In April, the District Attorney's Office arrested 11 suspects who officials said were part of an operation launched in December 2013.
In a text message that investigators seized, Brooks allegedly called the initiative "My main line take over project," a now-notorious nickname for the ring.
Authorities called Scott, 25, of Haverford, and Brooks, 19, of Villanova, the ringleaders who dispersed the drugs, mainly marijuana, and recruited the others to sell to students from Lower Merion, Harriton, Conestoga, and Radnor High Schools; the Haverford School; and Haverford, Gettysburg, and Lafayette Colleges.
Those who pleaded Wednesday bought drugs from Scott and Brooks and sold them to others, according to court documents.
Reid J. Cohen, 19, of Englewood Cliffs, N.J., and Garrett M. Johnson, 19, of Jericho, N.Y., pleaded guilty to misdemeanor charges of receipt in commerce of marijuana, possession of marijuana, and possession of drug paraphernalia.
Both attended Haverford College at the time of their arrests and could receive up to five years each in prison on the charges.
"The district attorney came up with an appropriate offer," said Cohen's lawyer, Emmett Madden.
Domenic V. Curcio, 29, of Philadelphia, pleaded guilty to felony criminal conspiracy with intent to deliver marijuana and faces a 21/2- to five-year sentence. Curcio, who was on probation for an unrelated offense when he was arrested, was brought to the courtroom from the Montgomery County Correctional Facility and returned there afterward.
Willow L. Orr, 22, of Philadelphia, pleaded guilty to one count of criminal conspiracy to possess drugs with intent to deliver and also faces a jail term of 21/2 to five years.
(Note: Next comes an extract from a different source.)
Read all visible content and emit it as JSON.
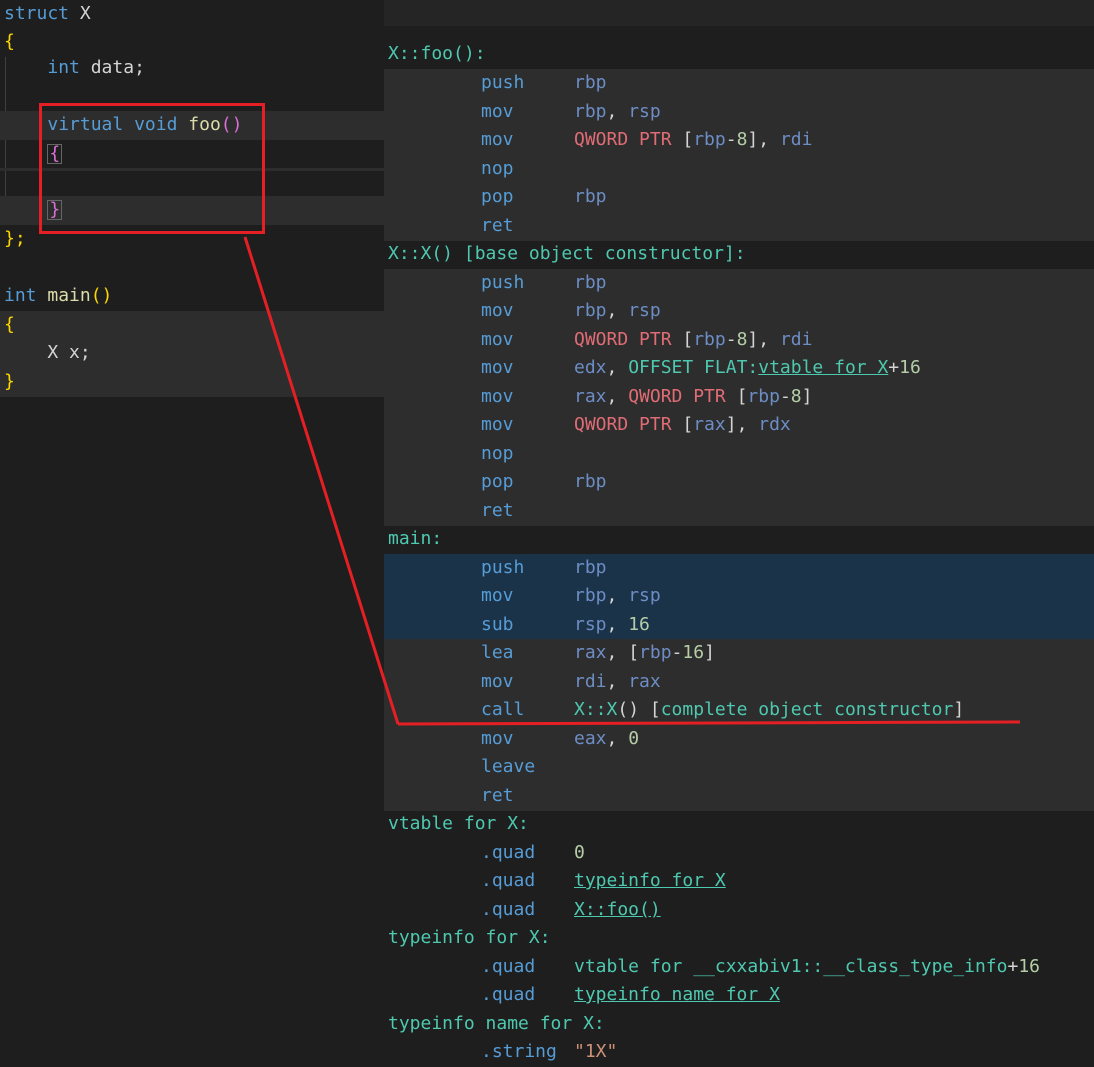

In exchange for pleading guilty to some counts, the four will have other charges dropped if they meet conditions, including testifying against codefendants - particularly Scott and Brooks - if trials occur. The deals did not include reduced sentences.
O'Neill, who is in charge of the county's drug court, spoke to some defendants about their own use of marijuana, asking if they had any in their system and ordering that they not use any drugs.
Montgomery County Special Assistant District Attorney Tonya Lupinacci said sentencing for the four would not occur until after the cases of Brooks and Scott are resolved.
She said the four cooperated with authorities from the start, and that the case offered a lesson for any young person who might want to engage in similar behavior.
"I know we've initiated several conversations in homes all around America between parents and their children about deciding what is right and what is wrong," Lupinacci said. "These defendants made the wrong decision and they will pay for it."